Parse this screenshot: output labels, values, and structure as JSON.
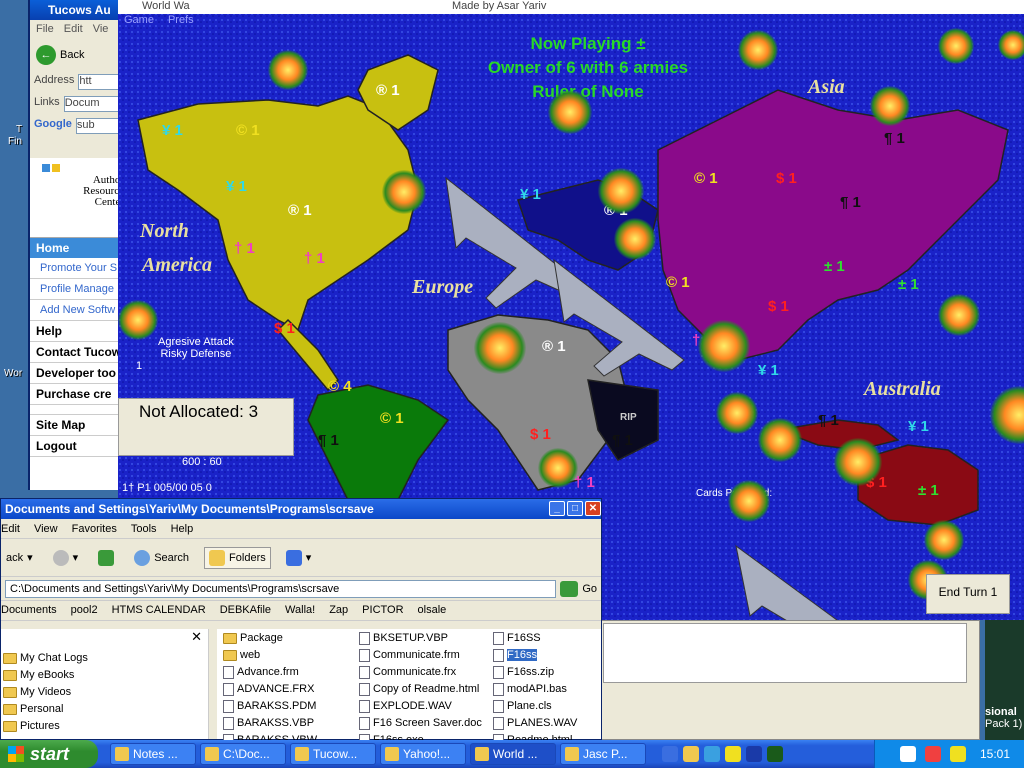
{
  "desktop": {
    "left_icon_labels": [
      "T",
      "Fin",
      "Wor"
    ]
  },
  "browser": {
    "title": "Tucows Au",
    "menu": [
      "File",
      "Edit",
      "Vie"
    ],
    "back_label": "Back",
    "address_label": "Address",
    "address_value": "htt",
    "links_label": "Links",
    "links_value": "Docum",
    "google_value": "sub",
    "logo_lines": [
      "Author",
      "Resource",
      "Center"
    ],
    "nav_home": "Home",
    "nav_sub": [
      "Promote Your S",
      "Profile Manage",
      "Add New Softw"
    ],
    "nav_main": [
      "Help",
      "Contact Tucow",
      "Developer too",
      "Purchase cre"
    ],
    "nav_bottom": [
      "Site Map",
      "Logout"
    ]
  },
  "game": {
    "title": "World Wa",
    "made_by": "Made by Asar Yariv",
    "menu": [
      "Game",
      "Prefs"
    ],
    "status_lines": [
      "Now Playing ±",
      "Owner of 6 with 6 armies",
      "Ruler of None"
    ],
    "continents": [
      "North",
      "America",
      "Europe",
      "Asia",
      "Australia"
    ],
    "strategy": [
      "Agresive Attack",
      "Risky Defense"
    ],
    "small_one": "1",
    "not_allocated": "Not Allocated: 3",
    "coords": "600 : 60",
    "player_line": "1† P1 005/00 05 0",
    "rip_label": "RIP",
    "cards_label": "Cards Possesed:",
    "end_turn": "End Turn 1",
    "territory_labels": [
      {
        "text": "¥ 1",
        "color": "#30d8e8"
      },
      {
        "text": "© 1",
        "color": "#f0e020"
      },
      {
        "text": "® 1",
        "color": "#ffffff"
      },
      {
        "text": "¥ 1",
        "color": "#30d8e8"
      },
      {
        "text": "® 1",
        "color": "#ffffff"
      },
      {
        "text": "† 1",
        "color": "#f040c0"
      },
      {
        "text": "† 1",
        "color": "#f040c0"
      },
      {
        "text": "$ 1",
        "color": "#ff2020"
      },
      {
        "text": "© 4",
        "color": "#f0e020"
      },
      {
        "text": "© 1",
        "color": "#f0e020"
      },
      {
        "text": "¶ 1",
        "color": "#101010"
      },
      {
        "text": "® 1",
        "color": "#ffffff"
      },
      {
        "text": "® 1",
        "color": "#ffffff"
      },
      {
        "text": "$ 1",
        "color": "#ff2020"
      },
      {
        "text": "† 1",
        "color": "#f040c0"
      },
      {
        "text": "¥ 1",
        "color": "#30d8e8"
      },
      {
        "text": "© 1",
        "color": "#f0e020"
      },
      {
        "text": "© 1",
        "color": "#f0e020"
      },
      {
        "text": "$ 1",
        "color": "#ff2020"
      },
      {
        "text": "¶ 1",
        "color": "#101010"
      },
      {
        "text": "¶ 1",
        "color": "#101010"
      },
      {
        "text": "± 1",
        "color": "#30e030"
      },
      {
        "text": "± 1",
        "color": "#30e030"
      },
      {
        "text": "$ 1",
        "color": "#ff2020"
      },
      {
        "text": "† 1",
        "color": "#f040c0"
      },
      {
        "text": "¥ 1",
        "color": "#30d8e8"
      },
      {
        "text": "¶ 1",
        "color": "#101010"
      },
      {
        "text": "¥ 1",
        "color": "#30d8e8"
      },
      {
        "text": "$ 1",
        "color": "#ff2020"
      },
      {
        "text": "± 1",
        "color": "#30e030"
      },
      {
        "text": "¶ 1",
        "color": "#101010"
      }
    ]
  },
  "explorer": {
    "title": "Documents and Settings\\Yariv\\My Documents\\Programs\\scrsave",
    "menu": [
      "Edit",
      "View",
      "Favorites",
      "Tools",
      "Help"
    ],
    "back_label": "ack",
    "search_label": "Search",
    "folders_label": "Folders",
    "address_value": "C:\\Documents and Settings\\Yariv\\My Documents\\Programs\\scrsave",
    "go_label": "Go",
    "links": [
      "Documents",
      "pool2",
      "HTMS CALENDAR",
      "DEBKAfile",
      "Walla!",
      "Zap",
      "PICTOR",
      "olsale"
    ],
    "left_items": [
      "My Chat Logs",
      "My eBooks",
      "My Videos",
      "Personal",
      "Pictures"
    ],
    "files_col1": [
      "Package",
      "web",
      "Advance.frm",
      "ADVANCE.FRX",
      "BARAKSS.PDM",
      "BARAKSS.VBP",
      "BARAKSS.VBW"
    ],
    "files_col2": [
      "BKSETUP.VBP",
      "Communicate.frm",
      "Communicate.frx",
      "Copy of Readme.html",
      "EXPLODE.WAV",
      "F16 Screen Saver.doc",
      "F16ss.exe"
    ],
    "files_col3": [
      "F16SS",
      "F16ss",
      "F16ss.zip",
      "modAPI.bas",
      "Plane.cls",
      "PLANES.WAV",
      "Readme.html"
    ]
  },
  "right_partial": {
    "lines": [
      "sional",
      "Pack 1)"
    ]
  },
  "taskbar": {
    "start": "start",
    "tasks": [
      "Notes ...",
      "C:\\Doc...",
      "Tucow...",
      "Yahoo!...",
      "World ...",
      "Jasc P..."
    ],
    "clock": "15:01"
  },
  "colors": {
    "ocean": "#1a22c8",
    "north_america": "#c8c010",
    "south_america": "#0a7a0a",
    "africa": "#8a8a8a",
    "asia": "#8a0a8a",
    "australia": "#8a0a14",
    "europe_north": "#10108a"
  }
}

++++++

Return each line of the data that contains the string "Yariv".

    "made_by": "Made by Asar Yariv",
    "title": "Documents and Settings\\Yariv\\My Documents\\Programs\\scrsave",
    "address_value": "C:\\Documents and Settings\\Yariv\\My Documents\\Programs\\scrsave",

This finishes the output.